The researchers recruited people from two different populations: adults in long-term romantic relationships, and undergraduate students. Any people found to have psychopathic tendencies in these groups would be deemed ‘successful psychopaths’.
The participants completed questionnaires to assess their level of psychopathy, and had their brains scanned in high-resolution using magnetic resonance imaging (MRI).
The researchers found that participants with higher levels of psychopathy had a greater density of grey matter in their ‘ventrolateral prefrontal cortex’ – a region of the brain that’s involved in self-regulatory processes, such as the damping down of impulsive emotions like fear and anger.
“Our findings … suggest that these individuals may have a greater capacity for self-control,” said Emily Lasko, a doctoral student at Virginia Commonwealth University, who led the study.
Understanding the neurological differences between psychopaths who manage to control their antisocial tendencies, and those who don’t, could point the way to new treatments.
“If we are able to identify biomarkers of psychopathy, and importantly, factors that could be informative in determining an individual’s potential for violent behaviour and potential for rehabilitation, we will be better equipped to develop effective intervention and treatment strategies,” said Lasko.

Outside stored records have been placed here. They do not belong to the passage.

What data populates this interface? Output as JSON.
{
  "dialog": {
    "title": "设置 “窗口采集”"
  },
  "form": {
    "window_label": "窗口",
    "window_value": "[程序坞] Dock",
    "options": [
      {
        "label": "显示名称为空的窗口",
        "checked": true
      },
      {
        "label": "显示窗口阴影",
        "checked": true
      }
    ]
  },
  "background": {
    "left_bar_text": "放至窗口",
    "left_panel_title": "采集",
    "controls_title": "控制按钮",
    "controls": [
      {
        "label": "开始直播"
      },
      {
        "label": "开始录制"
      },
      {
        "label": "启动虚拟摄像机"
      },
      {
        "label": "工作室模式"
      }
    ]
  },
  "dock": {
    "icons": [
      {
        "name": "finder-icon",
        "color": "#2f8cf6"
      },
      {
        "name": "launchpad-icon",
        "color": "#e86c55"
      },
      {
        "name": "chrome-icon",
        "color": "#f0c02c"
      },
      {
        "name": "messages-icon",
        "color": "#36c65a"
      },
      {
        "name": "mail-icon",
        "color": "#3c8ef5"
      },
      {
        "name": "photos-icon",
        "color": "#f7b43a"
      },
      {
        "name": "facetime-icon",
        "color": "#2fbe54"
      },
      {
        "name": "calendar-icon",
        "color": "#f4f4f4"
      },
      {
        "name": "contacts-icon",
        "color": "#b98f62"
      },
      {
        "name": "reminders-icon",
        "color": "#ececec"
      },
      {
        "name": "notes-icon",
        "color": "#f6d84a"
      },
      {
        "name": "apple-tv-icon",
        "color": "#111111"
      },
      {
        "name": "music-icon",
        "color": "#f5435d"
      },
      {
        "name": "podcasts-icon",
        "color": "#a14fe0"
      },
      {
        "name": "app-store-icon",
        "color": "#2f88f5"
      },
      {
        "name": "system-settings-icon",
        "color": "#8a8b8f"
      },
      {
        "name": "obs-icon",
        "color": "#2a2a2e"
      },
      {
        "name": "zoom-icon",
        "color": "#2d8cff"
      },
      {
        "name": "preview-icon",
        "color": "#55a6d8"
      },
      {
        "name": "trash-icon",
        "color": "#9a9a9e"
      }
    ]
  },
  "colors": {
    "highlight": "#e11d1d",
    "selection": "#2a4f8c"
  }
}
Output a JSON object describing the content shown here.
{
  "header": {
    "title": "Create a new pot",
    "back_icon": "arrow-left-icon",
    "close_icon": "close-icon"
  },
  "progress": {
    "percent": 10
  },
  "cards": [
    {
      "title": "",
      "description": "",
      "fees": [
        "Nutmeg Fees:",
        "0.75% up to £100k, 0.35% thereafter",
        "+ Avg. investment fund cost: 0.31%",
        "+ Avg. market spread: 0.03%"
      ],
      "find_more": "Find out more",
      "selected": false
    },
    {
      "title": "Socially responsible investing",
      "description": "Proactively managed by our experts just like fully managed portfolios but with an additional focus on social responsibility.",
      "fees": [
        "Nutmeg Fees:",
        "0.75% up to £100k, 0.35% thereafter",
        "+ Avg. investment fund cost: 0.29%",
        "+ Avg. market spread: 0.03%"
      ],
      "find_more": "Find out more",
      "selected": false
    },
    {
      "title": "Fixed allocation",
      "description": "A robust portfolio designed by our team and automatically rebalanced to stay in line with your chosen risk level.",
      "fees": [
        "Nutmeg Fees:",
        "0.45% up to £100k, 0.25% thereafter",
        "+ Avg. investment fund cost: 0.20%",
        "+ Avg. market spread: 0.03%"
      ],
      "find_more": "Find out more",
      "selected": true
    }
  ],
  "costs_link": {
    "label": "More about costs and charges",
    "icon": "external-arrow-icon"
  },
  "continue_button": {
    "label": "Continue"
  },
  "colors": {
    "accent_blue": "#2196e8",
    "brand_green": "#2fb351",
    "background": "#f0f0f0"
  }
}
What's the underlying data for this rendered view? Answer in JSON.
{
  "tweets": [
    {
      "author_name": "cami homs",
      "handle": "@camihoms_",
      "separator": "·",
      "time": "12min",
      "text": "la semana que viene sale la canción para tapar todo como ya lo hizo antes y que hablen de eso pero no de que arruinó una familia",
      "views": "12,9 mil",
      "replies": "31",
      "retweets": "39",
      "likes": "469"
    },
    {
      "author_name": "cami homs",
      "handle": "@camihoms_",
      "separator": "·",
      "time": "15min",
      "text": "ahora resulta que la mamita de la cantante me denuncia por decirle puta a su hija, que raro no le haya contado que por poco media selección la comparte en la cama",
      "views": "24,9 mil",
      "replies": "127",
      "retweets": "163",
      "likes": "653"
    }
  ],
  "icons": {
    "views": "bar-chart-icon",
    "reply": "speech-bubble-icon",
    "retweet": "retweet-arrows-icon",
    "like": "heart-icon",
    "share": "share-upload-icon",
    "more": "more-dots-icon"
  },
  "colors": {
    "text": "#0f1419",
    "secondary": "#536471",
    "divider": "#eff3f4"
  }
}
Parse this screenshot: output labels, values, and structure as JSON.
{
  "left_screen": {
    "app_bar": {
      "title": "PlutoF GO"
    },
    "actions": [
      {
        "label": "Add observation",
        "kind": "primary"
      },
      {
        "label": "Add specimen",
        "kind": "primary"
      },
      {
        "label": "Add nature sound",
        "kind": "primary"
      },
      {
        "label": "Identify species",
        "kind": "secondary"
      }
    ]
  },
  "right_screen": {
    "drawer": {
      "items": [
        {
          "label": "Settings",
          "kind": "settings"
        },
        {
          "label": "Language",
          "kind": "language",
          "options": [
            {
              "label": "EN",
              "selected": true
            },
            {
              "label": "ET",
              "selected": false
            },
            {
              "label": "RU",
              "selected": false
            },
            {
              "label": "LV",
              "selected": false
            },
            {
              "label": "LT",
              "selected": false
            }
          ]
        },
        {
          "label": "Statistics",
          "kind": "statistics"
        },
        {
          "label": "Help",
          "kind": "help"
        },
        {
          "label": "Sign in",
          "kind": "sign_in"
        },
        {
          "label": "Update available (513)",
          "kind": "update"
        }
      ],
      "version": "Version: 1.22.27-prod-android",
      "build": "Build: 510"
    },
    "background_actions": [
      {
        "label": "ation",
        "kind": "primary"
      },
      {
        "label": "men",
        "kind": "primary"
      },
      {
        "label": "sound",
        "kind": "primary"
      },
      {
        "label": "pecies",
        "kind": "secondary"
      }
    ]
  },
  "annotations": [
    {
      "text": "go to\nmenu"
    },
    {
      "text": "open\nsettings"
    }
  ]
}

James is staff writer at BBC Science Focus magazine. He especially enjoys writing about wellbeing and psychology.